**AIM OF THE TASK:** Scan the lines below for the word "选择目标服务器". Copy each line you find it in.
++++
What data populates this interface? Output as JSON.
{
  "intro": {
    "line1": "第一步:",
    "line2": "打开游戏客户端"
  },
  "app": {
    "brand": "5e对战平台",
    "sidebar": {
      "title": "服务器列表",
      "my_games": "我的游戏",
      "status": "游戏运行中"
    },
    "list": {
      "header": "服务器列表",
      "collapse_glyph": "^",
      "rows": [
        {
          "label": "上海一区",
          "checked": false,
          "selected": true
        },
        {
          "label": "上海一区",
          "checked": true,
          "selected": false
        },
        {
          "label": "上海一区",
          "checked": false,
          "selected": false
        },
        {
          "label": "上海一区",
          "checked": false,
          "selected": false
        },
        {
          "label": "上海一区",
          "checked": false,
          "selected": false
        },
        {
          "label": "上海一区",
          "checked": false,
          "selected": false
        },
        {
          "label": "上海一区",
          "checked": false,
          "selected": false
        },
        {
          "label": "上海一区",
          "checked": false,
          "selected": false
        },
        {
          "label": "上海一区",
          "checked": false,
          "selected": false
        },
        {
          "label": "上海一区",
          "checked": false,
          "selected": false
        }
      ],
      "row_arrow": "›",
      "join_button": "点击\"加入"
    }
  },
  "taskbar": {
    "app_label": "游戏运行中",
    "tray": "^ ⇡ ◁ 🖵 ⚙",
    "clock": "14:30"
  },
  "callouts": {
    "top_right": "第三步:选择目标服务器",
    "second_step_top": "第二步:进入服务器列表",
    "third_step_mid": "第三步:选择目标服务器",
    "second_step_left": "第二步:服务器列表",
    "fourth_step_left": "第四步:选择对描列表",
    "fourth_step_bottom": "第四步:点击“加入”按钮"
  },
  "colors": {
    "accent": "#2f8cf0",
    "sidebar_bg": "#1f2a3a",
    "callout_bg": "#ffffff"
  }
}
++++
**WRITTEN SOLUTION:**
    "top_right": "第三步:选择目标服务器",
    "third_step_mid": "第三步:选择目标服务器",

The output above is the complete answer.